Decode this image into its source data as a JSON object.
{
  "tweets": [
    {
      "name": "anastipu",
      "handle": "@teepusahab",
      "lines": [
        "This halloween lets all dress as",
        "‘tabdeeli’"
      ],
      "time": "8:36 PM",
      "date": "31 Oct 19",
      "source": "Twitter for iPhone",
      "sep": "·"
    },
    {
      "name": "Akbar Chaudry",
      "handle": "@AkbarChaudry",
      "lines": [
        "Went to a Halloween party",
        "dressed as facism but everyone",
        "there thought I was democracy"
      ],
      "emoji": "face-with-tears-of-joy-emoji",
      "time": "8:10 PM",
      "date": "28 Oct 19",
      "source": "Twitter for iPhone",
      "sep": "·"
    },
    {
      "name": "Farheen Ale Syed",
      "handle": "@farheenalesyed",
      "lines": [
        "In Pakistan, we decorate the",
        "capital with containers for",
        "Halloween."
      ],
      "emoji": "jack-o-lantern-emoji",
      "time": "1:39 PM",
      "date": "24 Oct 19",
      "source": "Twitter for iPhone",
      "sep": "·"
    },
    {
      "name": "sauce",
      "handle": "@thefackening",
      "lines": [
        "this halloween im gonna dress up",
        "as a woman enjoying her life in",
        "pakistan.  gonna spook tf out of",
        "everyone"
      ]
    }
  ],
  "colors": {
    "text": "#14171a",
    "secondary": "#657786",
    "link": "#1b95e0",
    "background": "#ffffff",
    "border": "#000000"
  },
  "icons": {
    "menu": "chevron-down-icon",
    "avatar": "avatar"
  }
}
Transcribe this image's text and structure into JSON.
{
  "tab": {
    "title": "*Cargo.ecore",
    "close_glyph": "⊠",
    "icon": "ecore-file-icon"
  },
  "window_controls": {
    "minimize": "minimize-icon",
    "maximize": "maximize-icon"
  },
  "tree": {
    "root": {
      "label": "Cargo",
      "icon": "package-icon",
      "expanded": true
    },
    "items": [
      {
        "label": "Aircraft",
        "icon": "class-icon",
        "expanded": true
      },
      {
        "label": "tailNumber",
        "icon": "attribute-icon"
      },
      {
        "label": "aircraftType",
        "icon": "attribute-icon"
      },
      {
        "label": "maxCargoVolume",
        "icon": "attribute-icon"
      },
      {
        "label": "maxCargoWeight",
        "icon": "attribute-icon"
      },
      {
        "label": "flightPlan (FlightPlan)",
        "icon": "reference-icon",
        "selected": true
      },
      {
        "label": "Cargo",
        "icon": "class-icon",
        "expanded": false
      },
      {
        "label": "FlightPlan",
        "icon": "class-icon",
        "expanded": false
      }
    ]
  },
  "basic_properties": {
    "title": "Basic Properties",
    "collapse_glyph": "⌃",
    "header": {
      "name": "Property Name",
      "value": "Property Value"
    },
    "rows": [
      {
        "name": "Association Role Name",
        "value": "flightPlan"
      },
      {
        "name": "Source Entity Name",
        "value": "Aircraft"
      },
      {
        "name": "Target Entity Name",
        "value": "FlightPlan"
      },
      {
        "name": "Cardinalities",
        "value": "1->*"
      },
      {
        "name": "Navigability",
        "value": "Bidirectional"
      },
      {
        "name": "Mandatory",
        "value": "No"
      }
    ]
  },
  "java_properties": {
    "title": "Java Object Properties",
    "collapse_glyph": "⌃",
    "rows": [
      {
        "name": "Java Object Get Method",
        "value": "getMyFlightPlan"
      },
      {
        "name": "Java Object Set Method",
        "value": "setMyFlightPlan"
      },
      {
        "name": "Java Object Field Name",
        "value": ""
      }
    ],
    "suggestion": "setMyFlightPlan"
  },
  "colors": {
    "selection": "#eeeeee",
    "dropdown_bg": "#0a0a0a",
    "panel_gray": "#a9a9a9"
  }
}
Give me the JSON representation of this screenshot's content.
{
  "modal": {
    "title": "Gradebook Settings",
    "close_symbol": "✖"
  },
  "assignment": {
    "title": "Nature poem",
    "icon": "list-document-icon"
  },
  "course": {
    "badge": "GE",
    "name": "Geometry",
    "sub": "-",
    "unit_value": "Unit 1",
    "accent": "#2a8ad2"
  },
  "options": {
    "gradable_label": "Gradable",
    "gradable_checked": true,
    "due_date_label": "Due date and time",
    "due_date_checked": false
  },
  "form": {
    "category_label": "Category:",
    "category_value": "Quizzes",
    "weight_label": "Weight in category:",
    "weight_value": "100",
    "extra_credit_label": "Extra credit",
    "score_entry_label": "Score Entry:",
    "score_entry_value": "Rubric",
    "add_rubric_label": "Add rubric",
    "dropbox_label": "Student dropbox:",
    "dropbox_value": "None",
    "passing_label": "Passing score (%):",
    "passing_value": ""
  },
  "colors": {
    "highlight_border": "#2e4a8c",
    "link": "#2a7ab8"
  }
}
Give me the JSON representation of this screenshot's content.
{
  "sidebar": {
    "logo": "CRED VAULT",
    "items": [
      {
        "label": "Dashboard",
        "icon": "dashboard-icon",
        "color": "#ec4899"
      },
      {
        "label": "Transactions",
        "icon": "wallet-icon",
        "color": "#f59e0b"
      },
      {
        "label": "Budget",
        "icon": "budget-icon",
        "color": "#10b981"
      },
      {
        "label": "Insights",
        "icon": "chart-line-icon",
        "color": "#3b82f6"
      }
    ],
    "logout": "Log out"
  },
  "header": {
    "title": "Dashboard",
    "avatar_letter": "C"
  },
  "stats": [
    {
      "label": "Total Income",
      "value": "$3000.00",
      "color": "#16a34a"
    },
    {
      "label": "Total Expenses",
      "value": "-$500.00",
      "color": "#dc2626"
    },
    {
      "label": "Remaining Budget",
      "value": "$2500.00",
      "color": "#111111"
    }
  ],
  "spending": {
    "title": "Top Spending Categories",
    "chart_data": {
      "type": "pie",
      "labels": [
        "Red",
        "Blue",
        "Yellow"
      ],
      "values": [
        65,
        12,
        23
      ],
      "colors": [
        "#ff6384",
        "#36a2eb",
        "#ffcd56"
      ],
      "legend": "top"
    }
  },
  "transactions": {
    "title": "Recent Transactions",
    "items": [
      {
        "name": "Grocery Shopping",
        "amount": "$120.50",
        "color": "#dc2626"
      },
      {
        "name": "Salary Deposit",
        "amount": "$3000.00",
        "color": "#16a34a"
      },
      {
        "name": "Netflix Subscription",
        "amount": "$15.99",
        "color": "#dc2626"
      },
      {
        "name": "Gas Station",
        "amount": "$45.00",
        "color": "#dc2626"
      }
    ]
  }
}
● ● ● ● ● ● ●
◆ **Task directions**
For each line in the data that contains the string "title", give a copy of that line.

◆ **Written solution**
    "title": "*Cargo.ecore",
    "title": "Basic Properties",
    "title": "Java Object Properties",
    "title": "Gradebook Settings",
    "title": "Nature poem",
    "title": "Dashboard",
    "title": "Top Spending Categories",
    "title": "Recent Transactions",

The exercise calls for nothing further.